I “onboard” folks all the time. That’s one of my things.
Folks say things like, “Awwww, we gotta onboard this? Better get maiki!” when I’m not around.
So what does it mean?
Okay, let’s check out board:
From Middle English bord , from Old English bord (“board; plank; table; shield; deck; ship; boundary”), from Proto-West Germanic *bord , from Proto-Germanic *burdą (“board; plank; table”), from Proto-Indo-European *bʰerdʰ- (“to cut”).
It’s so amazing to look at all the derived meanings. First, there’s the nouns:
- A relatively long, wide and thin piece of any material, usually wood or similar, often for use in construction or furniture-making.
- A device (e.g., switchboard) containing electrical switches and other controls and designed to control lights, sound, telephone connections, etc.
- A flat surface with markings for playing a board game.
Each player starts the game with four counters on the board .
- Short for blackboard, whiteboard, chessboard, surfboard, message board (on the Internet), etc.
- A committee that manages the business of an organization, e.g., a board of directors .
We have to wait to hear back from the board .
Room and board
- (nautical) The side of a ship.
- (nautical) The distance a sailing vessel runs between tacks when working to windward.
- (ice hockey) The wall that surrounds an ice hockey rink, often in plural.
- (archaic) A long, narrow table, like that used in a medieval dining hall.
- Paper made thick and stiff like a board, for book covers, etc.; pasteboard.
to bind a book in boards
I’m always telling @susan (when I’m not eavesdropping on others to hear how they refer to be and onboarding), “nature abhors a flat surface!”
What I mean by that is, when I am homeless I have difficulty doing things that people with tables take for granted. Want to prepare a meal? Eat a meal? Write on paper?
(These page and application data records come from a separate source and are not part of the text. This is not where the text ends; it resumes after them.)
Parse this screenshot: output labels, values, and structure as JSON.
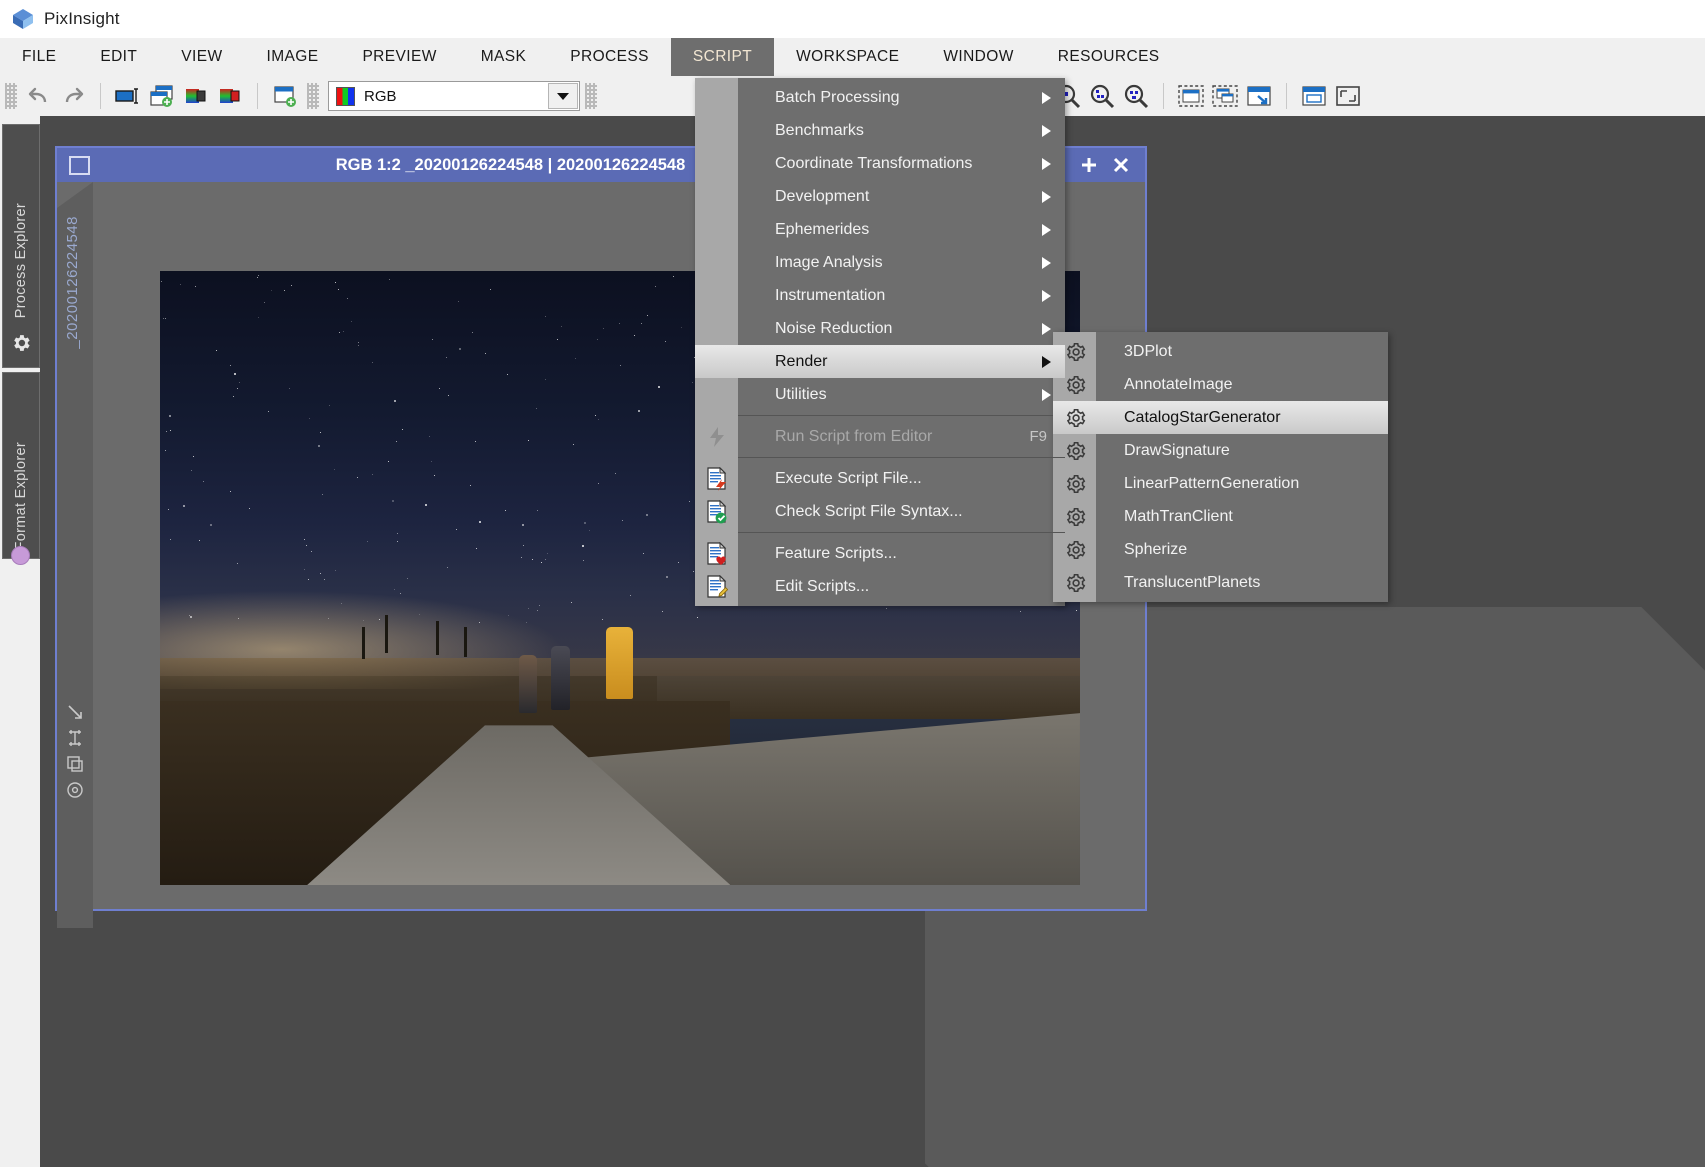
{
  "app": {
    "title": "PixInsight",
    "logo_icon": "pixinsight-cube-icon"
  },
  "menubar": {
    "items": [
      {
        "label": "FILE",
        "active": false
      },
      {
        "label": "EDIT",
        "active": false
      },
      {
        "label": "VIEW",
        "active": false
      },
      {
        "label": "IMAGE",
        "active": false
      },
      {
        "label": "PREVIEW",
        "active": false
      },
      {
        "label": "MASK",
        "active": false
      },
      {
        "label": "PROCESS",
        "active": false
      },
      {
        "label": "SCRIPT",
        "active": true
      },
      {
        "label": "WORKSPACE",
        "active": false
      },
      {
        "label": "WINDOW",
        "active": false
      },
      {
        "label": "RESOURCES",
        "active": false
      }
    ]
  },
  "toolbar": {
    "undo_icon": "undo-icon",
    "redo_icon": "redo-icon",
    "rename_icon": "rename-view-icon",
    "duplicate_icon": "duplicate-window-icon",
    "extract_icon": "extract-channel-icon",
    "extract2_icon": "extract-channel-alt-icon",
    "newwindow_icon": "new-window-icon",
    "view_selector": {
      "value": "RGB",
      "swatch": "rgb-channel-swatch",
      "arrow_icon": "chevron-down-icon"
    },
    "zoom_in_icon": "zoom-in-icon",
    "zoom_out_icon": "zoom-out-icon",
    "zoom_1_1_icon": "zoom-actual-icon",
    "zoom_fit_icon": "zoom-fit-icon",
    "zoom_optimal_icon": "zoom-optimal-icon",
    "fit_window_icon": "fit-window-icon",
    "fit_all_icon": "fit-all-windows-icon",
    "maximize_icon": "maximize-window-icon",
    "screen_fit_icon": "screen-fit-icon",
    "expand_icon": "expand-window-icon"
  },
  "left_dock": {
    "tabs": [
      {
        "label": "Process Explorer",
        "icon": "gear-icon"
      },
      {
        "label": "Format Explorer",
        "icon": "format-icon"
      }
    ],
    "indicator_dot": "history-explorer-dot"
  },
  "image_window": {
    "restore_icon": "restore-window-icon",
    "title": "RGB 1:2 _20200126224548 | 20200126224548",
    "buttons": [
      {
        "icon": "collapse-icon"
      },
      {
        "icon": "maximize-plus-icon"
      },
      {
        "icon": "close-x-icon"
      }
    ],
    "vertical_tab_label": "_20200126224548",
    "corner_tools": [
      {
        "icon": "resize-arrow-icon"
      },
      {
        "icon": "crosshair-icon"
      },
      {
        "icon": "copy-preview-icon"
      },
      {
        "icon": "target-icon"
      }
    ]
  },
  "script_menu": {
    "items": [
      {
        "label": "Batch Processing",
        "type": "submenu",
        "icon": "",
        "shortcut": "",
        "disabled": false,
        "highlighted": false
      },
      {
        "label": "Benchmarks",
        "type": "submenu",
        "icon": "",
        "shortcut": "",
        "disabled": false,
        "highlighted": false
      },
      {
        "label": "Coordinate Transformations",
        "type": "submenu",
        "icon": "",
        "shortcut": "",
        "disabled": false,
        "highlighted": false
      },
      {
        "label": "Development",
        "type": "submenu",
        "icon": "",
        "shortcut": "",
        "disabled": false,
        "highlighted": false
      },
      {
        "label": "Ephemerides",
        "type": "submenu",
        "icon": "",
        "shortcut": "",
        "disabled": false,
        "highlighted": false
      },
      {
        "label": "Image Analysis",
        "type": "submenu",
        "icon": "",
        "shortcut": "",
        "disabled": false,
        "highlighted": false
      },
      {
        "label": "Instrumentation",
        "type": "submenu",
        "icon": "",
        "shortcut": "",
        "disabled": false,
        "highlighted": false
      },
      {
        "label": "Noise Reduction",
        "type": "submenu",
        "icon": "",
        "shortcut": "",
        "disabled": false,
        "highlighted": false
      },
      {
        "label": "Render",
        "type": "submenu",
        "icon": "",
        "shortcut": "",
        "disabled": false,
        "highlighted": true
      },
      {
        "label": "Utilities",
        "type": "submenu",
        "icon": "",
        "shortcut": "",
        "disabled": false,
        "highlighted": false
      },
      {
        "label": "__separator__",
        "type": "separator"
      },
      {
        "label": "Run Script from Editor",
        "type": "action",
        "icon": "lightning-icon",
        "shortcut": "F9",
        "disabled": true,
        "highlighted": false
      },
      {
        "label": "__separator__",
        "type": "separator"
      },
      {
        "label": "Execute Script File...",
        "type": "action",
        "icon": "script-run-icon",
        "shortcut": "",
        "disabled": false,
        "highlighted": false
      },
      {
        "label": "Check Script File Syntax...",
        "type": "action",
        "icon": "script-check-icon",
        "shortcut": "",
        "disabled": false,
        "highlighted": false
      },
      {
        "label": "__separator__",
        "type": "separator"
      },
      {
        "label": "Feature Scripts...",
        "type": "action",
        "icon": "script-heart-icon",
        "shortcut": "",
        "disabled": false,
        "highlighted": false
      },
      {
        "label": "Edit Scripts...",
        "type": "action",
        "icon": "script-edit-icon",
        "shortcut": "",
        "disabled": false,
        "highlighted": false
      }
    ]
  },
  "render_menu": {
    "items": [
      {
        "label": "3DPlot",
        "icon": "gear-icon",
        "highlighted": false
      },
      {
        "label": "AnnotateImage",
        "icon": "gear-icon",
        "highlighted": false
      },
      {
        "label": "CatalogStarGenerator",
        "icon": "gear-icon",
        "highlighted": true
      },
      {
        "label": "DrawSignature",
        "icon": "gear-icon",
        "highlighted": false
      },
      {
        "label": "LinearPatternGeneration",
        "icon": "gear-icon",
        "highlighted": false
      },
      {
        "label": "MathTranClient",
        "icon": "gear-icon",
        "highlighted": false
      },
      {
        "label": "Spherize",
        "icon": "gear-icon",
        "highlighted": false
      },
      {
        "label": "TranslucentPlanets",
        "icon": "gear-icon",
        "highlighted": false
      }
    ]
  },
  "colors": {
    "menu_bg": "#6e6e6e",
    "menu_gutter": "#a8a8a8",
    "highlight": "#d8d8d8",
    "title_active": "#5b6bb5",
    "window_border": "#6f7fd0",
    "workspace": "#4a4a4a",
    "toolbar_bg": "#f0f0f0",
    "script_tab_bg": "#6e6e6e"
  }
}
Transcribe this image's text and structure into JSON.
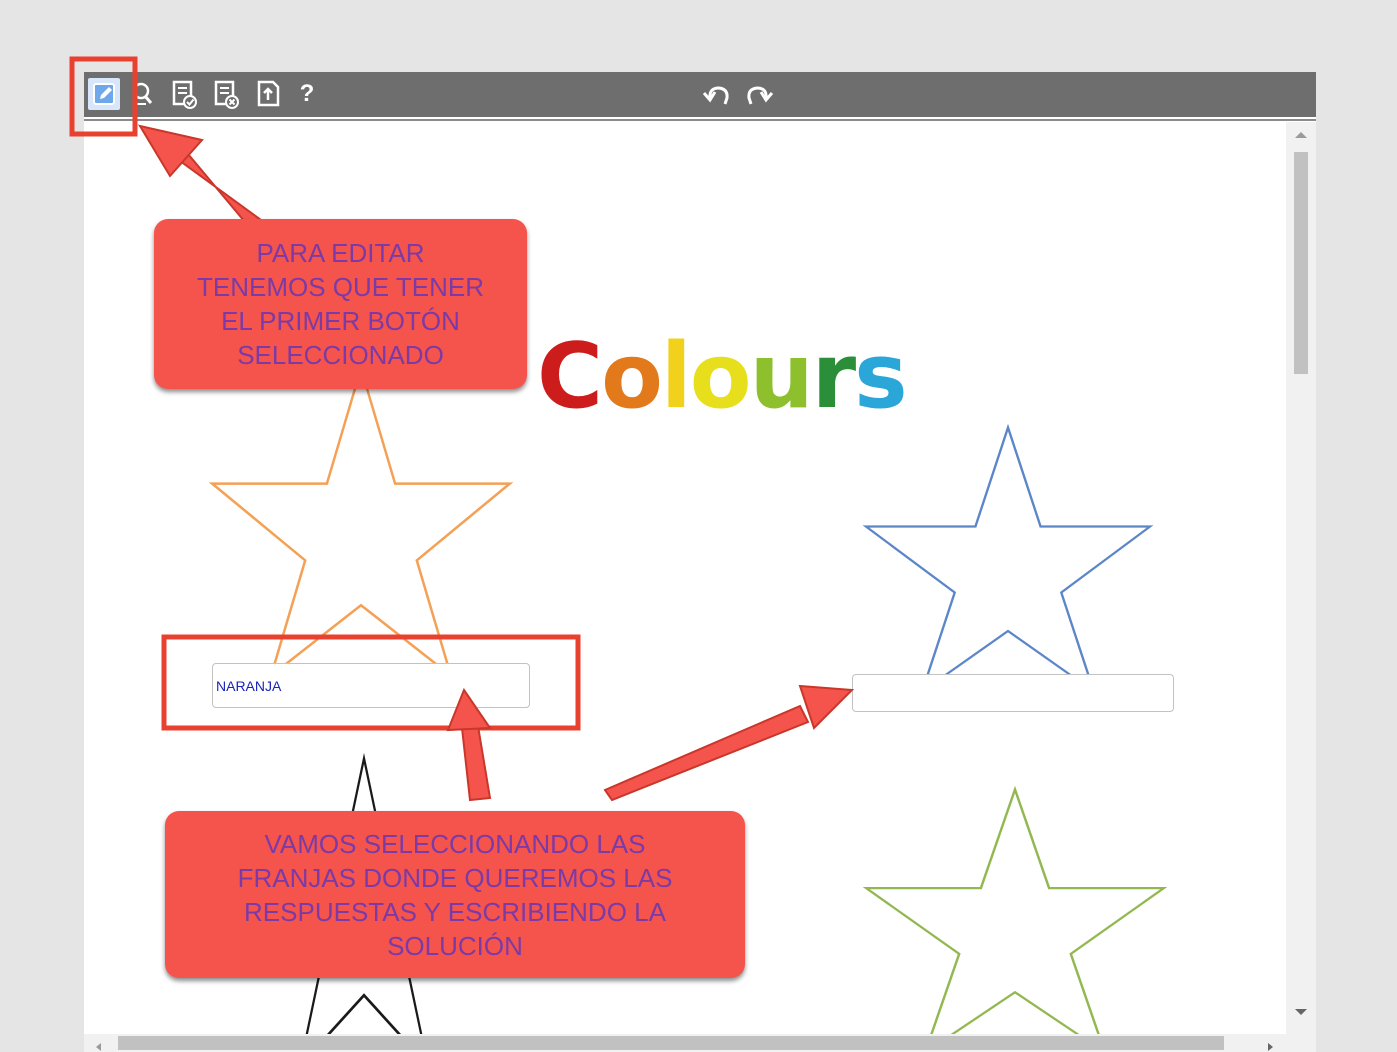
{
  "toolbar": {
    "tools": [
      {
        "name": "edit-icon",
        "active": true
      },
      {
        "name": "preview-icon"
      },
      {
        "name": "check-document-icon"
      },
      {
        "name": "clear-document-icon"
      },
      {
        "name": "export-icon"
      },
      {
        "name": "help-icon",
        "label": "?"
      }
    ],
    "history": [
      "undo-icon",
      "redo-icon"
    ],
    "colors": {
      "background": "#6e6e6e",
      "active_tool": "#d7e6fa"
    }
  },
  "worksheet": {
    "title": {
      "letters": [
        "C",
        "o",
        "l",
        "o",
        "u",
        "r",
        "s"
      ],
      "colors": [
        "#cc1c1c",
        "#e27a1c",
        "#f2d11c",
        "#e8df1c",
        "#8ebf2d",
        "#2b8f3a",
        "#2aa7d8"
      ]
    },
    "stars": [
      {
        "name": "orange-star",
        "color": "#f4a055"
      },
      {
        "name": "blue-star",
        "color": "#5b86c7"
      },
      {
        "name": "black-star",
        "color": "#1a1a1a"
      },
      {
        "name": "green-star",
        "color": "#93b851"
      }
    ],
    "answers": [
      {
        "name": "answer-orange",
        "value": "NARANJA"
      },
      {
        "name": "answer-blue",
        "value": ""
      }
    ]
  },
  "annotations": {
    "callout_top": [
      "PARA EDITAR",
      "TENEMOS QUE TENER",
      "EL PRIMER BOTÓN",
      "SELECCIONADO"
    ],
    "callout_bottom": [
      "VAMOS SELECCIONANDO LAS",
      "FRANJAS DONDE QUEREMOS LAS",
      "RESPUESTAS Y ESCRIBIENDO LA",
      "SOLUCIÓN"
    ],
    "colors": {
      "callout_fill": "#f5544c",
      "callout_text": "#7b3aa6",
      "highlight": "#e8412f"
    }
  }
}
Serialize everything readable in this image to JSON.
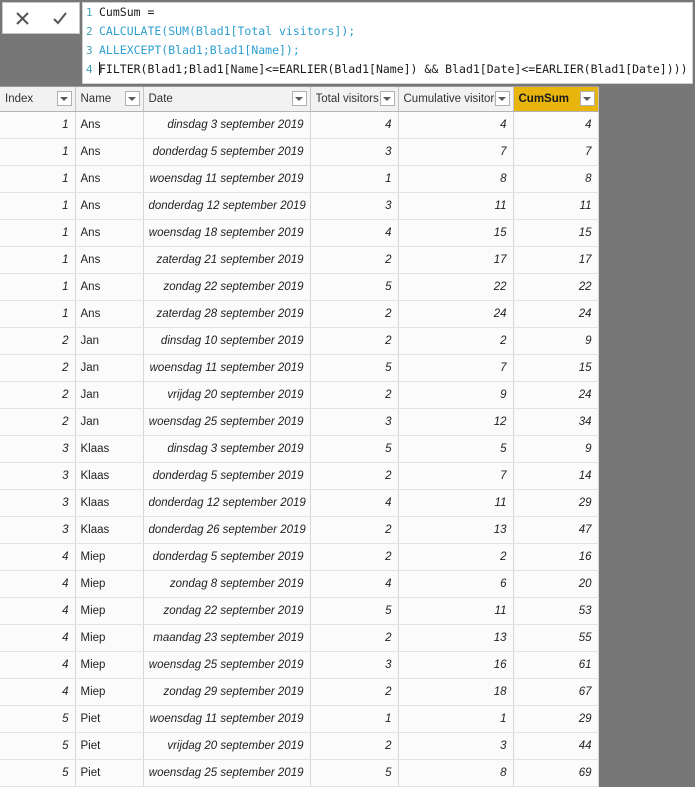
{
  "formula_bar": {
    "cancel_label": "Cancel",
    "commit_label": "Commit",
    "lines": [
      {
        "num": "1",
        "text": "CumSum ="
      },
      {
        "num": "2",
        "text": "CALCULATE(SUM(Blad1[Total visitors]);"
      },
      {
        "num": "3",
        "text": "ALLEXCEPT(Blad1;Blad1[Name]);"
      },
      {
        "num": "4",
        "text": "FILTER(Blad1;Blad1[Name]<=EARLIER(Blad1[Name]) && Blad1[Date]<=EARLIER(Blad1[Date])))"
      }
    ]
  },
  "table": {
    "columns": [
      {
        "label": "Index",
        "selected": false
      },
      {
        "label": "Name",
        "selected": false
      },
      {
        "label": "Date",
        "selected": false
      },
      {
        "label": "Total visitors",
        "selected": false
      },
      {
        "label": "Cumulative visitors",
        "selected": false
      },
      {
        "label": "CumSum",
        "selected": true
      }
    ],
    "rows": [
      [
        "1",
        "Ans",
        "dinsdag 3 september 2019",
        "4",
        "4",
        "4"
      ],
      [
        "1",
        "Ans",
        "donderdag 5 september 2019",
        "3",
        "7",
        "7"
      ],
      [
        "1",
        "Ans",
        "woensdag 11 september 2019",
        "1",
        "8",
        "8"
      ],
      [
        "1",
        "Ans",
        "donderdag 12 september 2019",
        "3",
        "11",
        "11"
      ],
      [
        "1",
        "Ans",
        "woensdag 18 september 2019",
        "4",
        "15",
        "15"
      ],
      [
        "1",
        "Ans",
        "zaterdag 21 september 2019",
        "2",
        "17",
        "17"
      ],
      [
        "1",
        "Ans",
        "zondag 22 september 2019",
        "5",
        "22",
        "22"
      ],
      [
        "1",
        "Ans",
        "zaterdag 28 september 2019",
        "2",
        "24",
        "24"
      ],
      [
        "2",
        "Jan",
        "dinsdag 10 september 2019",
        "2",
        "2",
        "9"
      ],
      [
        "2",
        "Jan",
        "woensdag 11 september 2019",
        "5",
        "7",
        "15"
      ],
      [
        "2",
        "Jan",
        "vrijdag 20 september 2019",
        "2",
        "9",
        "24"
      ],
      [
        "2",
        "Jan",
        "woensdag 25 september 2019",
        "3",
        "12",
        "34"
      ],
      [
        "3",
        "Klaas",
        "dinsdag 3 september 2019",
        "5",
        "5",
        "9"
      ],
      [
        "3",
        "Klaas",
        "donderdag 5 september 2019",
        "2",
        "7",
        "14"
      ],
      [
        "3",
        "Klaas",
        "donderdag 12 september 2019",
        "4",
        "11",
        "29"
      ],
      [
        "3",
        "Klaas",
        "donderdag 26 september 2019",
        "2",
        "13",
        "47"
      ],
      [
        "4",
        "Miep",
        "donderdag 5 september 2019",
        "2",
        "2",
        "16"
      ],
      [
        "4",
        "Miep",
        "zondag 8 september 2019",
        "4",
        "6",
        "20"
      ],
      [
        "4",
        "Miep",
        "zondag 22 september 2019",
        "5",
        "11",
        "53"
      ],
      [
        "4",
        "Miep",
        "maandag 23 september 2019",
        "2",
        "13",
        "55"
      ],
      [
        "4",
        "Miep",
        "woensdag 25 september 2019",
        "3",
        "16",
        "61"
      ],
      [
        "4",
        "Miep",
        "zondag 29 september 2019",
        "2",
        "18",
        "67"
      ],
      [
        "5",
        "Piet",
        "woensdag 11 september 2019",
        "1",
        "1",
        "29"
      ],
      [
        "5",
        "Piet",
        "vrijdag 20 september 2019",
        "2",
        "3",
        "44"
      ],
      [
        "5",
        "Piet",
        "woensdag 25 september 2019",
        "5",
        "8",
        "69"
      ]
    ]
  },
  "colors": {
    "selected_header": "#E8B50E",
    "selected_cell": "#E0E0E0",
    "line_number": "#3F9FB5",
    "function_keyword": "#2E9FD0",
    "page_background": "#777777"
  }
}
Hold a thing so it doesn’t roll away?
Thank a flat surface.
on- is easy enough to understand:
- on, at, toward, upon.
So, let’s look at the types of verbs we get when we are board…
- It is time to board the aircraft.
to board one’s horse at a livery stable
to board a house
A bureau comes from:
Borrowed from French bureau , earlier “coarse cloth (as desk cover), baize”, from Old French burel (“woolen cloth”), diminutive of *bure (compare Middle French bure (“coarse woolen cloth”), French bourre (“hair, fluff”)), from Late Latin burra (“wool, fluff, shaggy cloth, coarse fabric”); akin to Ancient Greek βερβέριον (berbérion, “shabby garment”). Doublet of burel and borrel , taken from Old French.
Bureaus and boards… the human condition expressed as furniture.